It seems the mainstream press’s main mission is not to report the news, but to define what is mainstream. Consider the latest reporting on Ben Carson. He has held second place in the Republican horse race for some time now. Lately he has pulled even with the Donald, as reporters advise us we’re about to leave the entertainment phase of the campaign. We love our tour guides, because they condescend to help us through this difficult process!
They like Marco Rubio to pick up the lead when the voting phase starts, because he’s a self-possessed, real politician. Only real journalists can tell us who should receive our vote. Meantime, real journalists tell us Ben Carson is bonkers. Or I should say, they tell us his views are bonkers, which in American political reporting means the person who holds those views is not sane. ‘Not sane’ means ‘of unhealthy mind,’ or more to the point, ‘not fit for high office.’

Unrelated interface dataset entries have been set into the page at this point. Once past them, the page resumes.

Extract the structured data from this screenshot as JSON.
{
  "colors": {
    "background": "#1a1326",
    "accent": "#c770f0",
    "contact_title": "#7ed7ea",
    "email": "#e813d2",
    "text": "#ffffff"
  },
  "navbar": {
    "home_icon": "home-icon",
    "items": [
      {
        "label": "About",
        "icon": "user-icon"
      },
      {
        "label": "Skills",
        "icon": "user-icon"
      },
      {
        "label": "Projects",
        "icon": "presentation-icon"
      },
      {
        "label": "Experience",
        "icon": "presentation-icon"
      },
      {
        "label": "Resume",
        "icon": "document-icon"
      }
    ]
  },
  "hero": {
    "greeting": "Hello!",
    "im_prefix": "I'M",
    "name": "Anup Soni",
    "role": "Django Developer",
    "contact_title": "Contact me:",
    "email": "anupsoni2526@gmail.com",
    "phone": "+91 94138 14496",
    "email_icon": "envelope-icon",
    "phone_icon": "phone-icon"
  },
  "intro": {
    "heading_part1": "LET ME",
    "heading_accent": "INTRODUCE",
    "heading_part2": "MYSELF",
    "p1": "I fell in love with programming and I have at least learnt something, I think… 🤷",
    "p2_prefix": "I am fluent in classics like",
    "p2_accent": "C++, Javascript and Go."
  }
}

So we don’t disagree anymore about points of view. We don’t say, ‘I disagree with you on that point,’ then give reasons for disagreement. Mainstream journalists list the candidate’s points of view, say only a crazy person would believe these things, then say the candidate is part of the entertainment phase of the campaign. He’s not fit. Another route is to say, ‘These candidates have never held elective office before, so why are they even running for president?’ The hamsters are running full speed now: ‘Let’s see how we can take them down. Oh, here are some views that are way out of the mainstream. See what I told you? No wonder these jokers have never been elected to anything before.’
In being so dismissive, they dismiss everyone in their audience who might be listening to the candidate. Journalists may think they’re mainstream–gatekeepers for mainstream views–but fewer and fewer people listen to them. No wonder.
This article by Paul Waldman in The Week is actually a solid piece of journalism, even as it builds the wall between mainstream and extremist views: